• [About this task] Return each record shown beneath, word for word.
_ _ _ _
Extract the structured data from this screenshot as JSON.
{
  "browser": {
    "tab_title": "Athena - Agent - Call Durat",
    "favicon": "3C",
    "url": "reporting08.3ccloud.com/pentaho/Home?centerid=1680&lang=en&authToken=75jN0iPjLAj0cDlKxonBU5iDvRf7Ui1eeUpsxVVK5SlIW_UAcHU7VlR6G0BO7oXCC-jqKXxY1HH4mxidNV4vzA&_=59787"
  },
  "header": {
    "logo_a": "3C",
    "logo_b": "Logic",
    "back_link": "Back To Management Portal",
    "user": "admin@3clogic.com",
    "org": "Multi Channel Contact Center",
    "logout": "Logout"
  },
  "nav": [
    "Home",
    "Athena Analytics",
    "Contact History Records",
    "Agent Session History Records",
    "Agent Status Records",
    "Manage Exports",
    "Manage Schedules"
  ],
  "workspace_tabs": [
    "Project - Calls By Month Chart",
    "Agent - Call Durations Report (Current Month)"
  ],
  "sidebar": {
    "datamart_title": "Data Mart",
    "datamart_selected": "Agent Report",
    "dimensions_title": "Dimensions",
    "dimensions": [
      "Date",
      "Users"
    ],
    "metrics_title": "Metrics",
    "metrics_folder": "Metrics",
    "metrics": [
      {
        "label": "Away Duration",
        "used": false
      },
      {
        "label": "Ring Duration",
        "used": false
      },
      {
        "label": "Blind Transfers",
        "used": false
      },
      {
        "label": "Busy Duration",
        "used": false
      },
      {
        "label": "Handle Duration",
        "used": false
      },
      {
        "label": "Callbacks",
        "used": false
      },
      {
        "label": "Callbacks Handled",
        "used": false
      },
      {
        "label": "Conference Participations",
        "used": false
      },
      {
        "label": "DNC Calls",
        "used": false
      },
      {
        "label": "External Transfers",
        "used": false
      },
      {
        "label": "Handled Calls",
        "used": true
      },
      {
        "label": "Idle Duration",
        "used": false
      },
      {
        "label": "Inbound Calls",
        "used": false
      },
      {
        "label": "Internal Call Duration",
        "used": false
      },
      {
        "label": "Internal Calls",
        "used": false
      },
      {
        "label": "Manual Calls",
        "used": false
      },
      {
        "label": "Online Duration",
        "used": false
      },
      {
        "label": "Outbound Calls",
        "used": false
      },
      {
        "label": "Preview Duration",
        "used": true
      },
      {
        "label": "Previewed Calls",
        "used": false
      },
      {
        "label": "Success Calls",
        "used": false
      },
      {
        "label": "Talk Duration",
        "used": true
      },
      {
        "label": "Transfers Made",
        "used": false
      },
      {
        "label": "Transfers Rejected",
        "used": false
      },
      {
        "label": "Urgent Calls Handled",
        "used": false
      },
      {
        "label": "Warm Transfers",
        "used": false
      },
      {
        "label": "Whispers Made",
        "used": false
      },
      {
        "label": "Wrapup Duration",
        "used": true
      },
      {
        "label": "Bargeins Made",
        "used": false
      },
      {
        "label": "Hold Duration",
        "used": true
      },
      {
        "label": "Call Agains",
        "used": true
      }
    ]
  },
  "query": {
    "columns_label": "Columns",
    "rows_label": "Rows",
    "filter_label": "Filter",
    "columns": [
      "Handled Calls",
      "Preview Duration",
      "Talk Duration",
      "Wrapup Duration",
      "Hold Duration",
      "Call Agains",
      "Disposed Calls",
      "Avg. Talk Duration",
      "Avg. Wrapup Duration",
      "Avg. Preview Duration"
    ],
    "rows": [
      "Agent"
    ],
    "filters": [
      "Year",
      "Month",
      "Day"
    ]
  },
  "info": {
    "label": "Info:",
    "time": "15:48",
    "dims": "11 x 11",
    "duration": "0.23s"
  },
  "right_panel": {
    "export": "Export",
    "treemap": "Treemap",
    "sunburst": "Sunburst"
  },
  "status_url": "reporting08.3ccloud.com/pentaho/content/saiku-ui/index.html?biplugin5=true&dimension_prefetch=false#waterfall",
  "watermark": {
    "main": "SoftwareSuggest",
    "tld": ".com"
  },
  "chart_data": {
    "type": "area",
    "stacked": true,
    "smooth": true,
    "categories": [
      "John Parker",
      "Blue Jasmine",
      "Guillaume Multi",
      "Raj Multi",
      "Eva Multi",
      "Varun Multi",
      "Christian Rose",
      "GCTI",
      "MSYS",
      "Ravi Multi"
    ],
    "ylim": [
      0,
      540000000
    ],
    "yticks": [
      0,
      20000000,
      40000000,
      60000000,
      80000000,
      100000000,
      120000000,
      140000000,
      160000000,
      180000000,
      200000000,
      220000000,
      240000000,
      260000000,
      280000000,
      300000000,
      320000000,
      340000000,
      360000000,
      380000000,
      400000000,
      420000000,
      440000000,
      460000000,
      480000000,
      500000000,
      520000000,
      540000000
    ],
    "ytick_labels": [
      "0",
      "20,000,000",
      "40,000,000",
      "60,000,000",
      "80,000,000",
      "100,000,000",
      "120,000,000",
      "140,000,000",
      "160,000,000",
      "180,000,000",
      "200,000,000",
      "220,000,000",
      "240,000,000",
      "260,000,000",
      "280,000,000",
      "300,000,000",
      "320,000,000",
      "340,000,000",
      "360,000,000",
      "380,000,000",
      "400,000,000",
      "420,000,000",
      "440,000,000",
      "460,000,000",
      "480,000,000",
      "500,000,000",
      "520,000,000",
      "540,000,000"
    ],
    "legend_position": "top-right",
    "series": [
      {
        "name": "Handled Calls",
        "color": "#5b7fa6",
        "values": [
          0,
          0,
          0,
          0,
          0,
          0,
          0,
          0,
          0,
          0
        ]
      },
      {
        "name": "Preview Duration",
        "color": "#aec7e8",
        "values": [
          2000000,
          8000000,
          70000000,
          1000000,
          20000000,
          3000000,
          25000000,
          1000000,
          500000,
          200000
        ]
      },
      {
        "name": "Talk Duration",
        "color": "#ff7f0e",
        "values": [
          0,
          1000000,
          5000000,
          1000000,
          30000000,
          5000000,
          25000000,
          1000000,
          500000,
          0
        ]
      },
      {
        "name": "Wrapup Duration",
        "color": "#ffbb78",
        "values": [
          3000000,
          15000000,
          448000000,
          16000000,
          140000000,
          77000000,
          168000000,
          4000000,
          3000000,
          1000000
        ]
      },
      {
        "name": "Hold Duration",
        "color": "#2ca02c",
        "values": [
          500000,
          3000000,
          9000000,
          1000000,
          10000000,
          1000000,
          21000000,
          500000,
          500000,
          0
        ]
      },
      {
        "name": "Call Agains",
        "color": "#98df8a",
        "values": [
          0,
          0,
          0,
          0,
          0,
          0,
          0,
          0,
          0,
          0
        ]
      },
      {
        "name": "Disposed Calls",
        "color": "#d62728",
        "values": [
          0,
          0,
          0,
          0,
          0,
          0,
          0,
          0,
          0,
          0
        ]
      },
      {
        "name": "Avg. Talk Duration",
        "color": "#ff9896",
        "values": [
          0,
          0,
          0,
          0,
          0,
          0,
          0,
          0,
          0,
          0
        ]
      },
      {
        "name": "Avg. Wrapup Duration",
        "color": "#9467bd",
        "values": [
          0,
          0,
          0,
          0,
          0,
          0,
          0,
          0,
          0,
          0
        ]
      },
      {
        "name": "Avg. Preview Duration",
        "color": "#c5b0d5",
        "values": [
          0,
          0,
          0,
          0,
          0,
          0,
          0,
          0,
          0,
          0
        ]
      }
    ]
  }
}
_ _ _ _
• [Task answer]
Extract the structured data from this screenshot as JSON.
{
  "browser": {
    "tab_title": "Athena - Agent - Call Durat",
    "favicon": "3C",
    "url": "reporting08.3ccloud.com/pentaho/Home?centerid=1680&lang=en&authToken=75jN0iPjLAj0cDlKxonBU5iDvRf7Ui1eeUpsxVVK5SlIW_UAcHU7VlR6G0BO7oXCC-jqKXxY1HH4mxidNV4vzA&_=59787"
  },
  "header": {
    "logo_a": "3C",
    "logo_b": "Logic",
    "back_link": "Back To Management Portal",
    "user": "admin@3clogic.com",
    "org": "Multi Channel Contact Center",
    "logout": "Logout"
  },
  "nav": [
    "Home",
    "Athena Analytics",
    "Contact History Records",
    "Agent Session History Records",
    "Agent Status Records",
    "Manage Exports",
    "Manage Schedules"
  ],
  "workspace_tabs": [
    "Project - Calls By Month Chart",
    "Agent - Call Durations Report (Current Month)"
  ],
  "sidebar": {
    "datamart_title": "Data Mart",
    "datamart_selected": "Agent Report",
    "dimensions_title": "Dimensions",
    "dimensions": [
      "Date",
      "Users"
    ],
    "metrics_title": "Metrics",
    "metrics_folder": "Metrics",
    "metrics": [
      {
        "label": "Away Duration",
        "used": false
      },
      {
        "label": "Ring Duration",
        "used": false
      },
      {
        "label": "Blind Transfers",
        "used": false
      },
      {
        "label": "Busy Duration",
        "used": false
      },
      {
        "label": "Handle Duration",
        "used": false
      },
      {
        "label": "Callbacks",
        "used": false
      },
      {
        "label": "Callbacks Handled",
        "used": false
      },
      {
        "label": "Conference Participations",
        "used": false
      },
      {
        "label": "DNC Calls",
        "used": false
      },
      {
        "label": "External Transfers",
        "used": false
      },
      {
        "label": "Handled Calls",
        "used": true
      },
      {
        "label": "Idle Duration",
        "used": false
      },
      {
        "label": "Inbound Calls",
        "used": false
      },
      {
        "label": "Internal Call Duration",
        "used": false
      },
      {
        "label": "Internal Calls",
        "used": false
      },
      {
        "label": "Manual Calls",
        "used": false
      },
      {
        "label": "Online Duration",
        "used": false
      },
      {
        "label": "Outbound Calls",
        "used": false
      },
      {
        "label": "Preview Duration",
        "used": true
      },
      {
        "label": "Previewed Calls",
        "used": false
      },
      {
        "label": "Success Calls",
        "used": false
      },
      {
        "label": "Talk Duration",
        "used": true
      },
      {
        "label": "Transfers Made",
        "used": false
      },
      {
        "label": "Transfers Rejected",
        "used": false
      },
      {
        "label": "Urgent Calls Handled",
        "used": false
      },
      {
        "label": "Warm Transfers",
        "used": false
      },
      {
        "label": "Whispers Made",
        "used": false
      },
      {
        "label": "Wrapup Duration",
        "used": true
      },
      {
        "label": "Bargeins Made",
        "used": false
      },
      {
        "label": "Hold Duration",
        "used": true
      },
      {
        "label": "Call Agains",
        "used": true
      }
    ]
  },
  "query": {
    "columns_label": "Columns",
    "rows_label": "Rows",
    "filter_label": "Filter",
    "columns": [
      "Handled Calls",
      "Preview Duration",
      "Talk Duration",
      "Wrapup Duration",
      "Hold Duration",
      "Call Agains",
      "Disposed Calls",
      "Avg. Talk Duration",
      "Avg. Wrapup Duration",
      "Avg. Preview Duration"
    ],
    "rows": [
      "Agent"
    ],
    "filters": [
      "Year",
      "Month",
      "Day"
    ]
  },
  "info": {
    "label": "Info:",
    "time": "15:48",
    "dims": "11 x 11",
    "duration": "0.23s"
  },
  "right_panel": {
    "export": "Export",
    "treemap": "Treemap",
    "sunburst": "Sunburst"
  },
  "status_url": "reporting08.3ccloud.com/pentaho/content/saiku-ui/index.html?biplugin5=true&dimension_prefetch=false#waterfall",
  "watermark": {
    "main": "SoftwareSuggest",
    "tld": ".com"
  },
  "chart_data": {
    "type": "area",
    "stacked": true,
    "smooth": true,
    "categories": [
      "John Parker",
      "Blue Jasmine",
      "Guillaume Multi",
      "Raj Multi",
      "Eva Multi",
      "Varun Multi",
      "Christian Rose",
      "GCTI",
      "MSYS",
      "Ravi Multi"
    ],
    "ylim": [
      0,
      540000000
    ],
    "yticks": [
      0,
      20000000,
      40000000,
      60000000,
      80000000,
      100000000,
      120000000,
      140000000,
      160000000,
      180000000,
      200000000,
      220000000,
      240000000,
      260000000,
      280000000,
      300000000,
      320000000,
      340000000,
      360000000,
      380000000,
      400000000,
      420000000,
      440000000,
      460000000,
      480000000,
      500000000,
      520000000,
      540000000
    ],
    "ytick_labels": [
      "0",
      "20,000,000",
      "40,000,000",
      "60,000,000",
      "80,000,000",
      "100,000,000",
      "120,000,000",
      "140,000,000",
      "160,000,000",
      "180,000,000",
      "200,000,000",
      "220,000,000",
      "240,000,000",
      "260,000,000",
      "280,000,000",
      "300,000,000",
      "320,000,000",
      "340,000,000",
      "360,000,000",
      "380,000,000",
      "400,000,000",
      "420,000,000",
      "440,000,000",
      "460,000,000",
      "480,000,000",
      "500,000,000",
      "520,000,000",
      "540,000,000"
    ],
    "legend_position": "top-right",
    "series": [
      {
        "name": "Handled Calls",
        "color": "#5b7fa6",
        "values": [
          0,
          0,
          0,
          0,
          0,
          0,
          0,
          0,
          0,
          0
        ]
      },
      {
        "name": "Preview Duration",
        "color": "#aec7e8",
        "values": [
          2000000,
          8000000,
          70000000,
          1000000,
          20000000,
          3000000,
          25000000,
          1000000,
          500000,
          200000
        ]
      },
      {
        "name": "Talk Duration",
        "color": "#ff7f0e",
        "values": [
          0,
          1000000,
          5000000,
          1000000,
          30000000,
          5000000,
          25000000,
          1000000,
          500000,
          0
        ]
      },
      {
        "name": "Wrapup Duration",
        "color": "#ffbb78",
        "values": [
          3000000,
          15000000,
          448000000,
          16000000,
          140000000,
          77000000,
          168000000,
          4000000,
          3000000,
          1000000
        ]
      },
      {
        "name": "Hold Duration",
        "color": "#2ca02c",
        "values": [
          500000,
          3000000,
          9000000,
          1000000,
          10000000,
          1000000,
          21000000,
          500000,
          500000,
          0
        ]
      },
      {
        "name": "Call Agains",
        "color": "#98df8a",
        "values": [
          0,
          0,
          0,
          0,
          0,
          0,
          0,
          0,
          0,
          0
        ]
      },
      {
        "name": "Disposed Calls",
        "color": "#d62728",
        "values": [
          0,
          0,
          0,
          0,
          0,
          0,
          0,
          0,
          0,
          0
        ]
      },
      {
        "name": "Avg. Talk Duration",
        "color": "#ff9896",
        "values": [
          0,
          0,
          0,
          0,
          0,
          0,
          0,
          0,
          0,
          0
        ]
      },
      {
        "name": "Avg. Wrapup Duration",
        "color": "#9467bd",
        "values": [
          0,
          0,
          0,
          0,
          0,
          0,
          0,
          0,
          0,
          0
        ]
      },
      {
        "name": "Avg. Preview Duration",
        "color": "#c5b0d5",
        "values": [
          0,
          0,
          0,
          0,
          0,
          0,
          0,
          0,
          0,
          0
        ]
      }
    ]
  }
}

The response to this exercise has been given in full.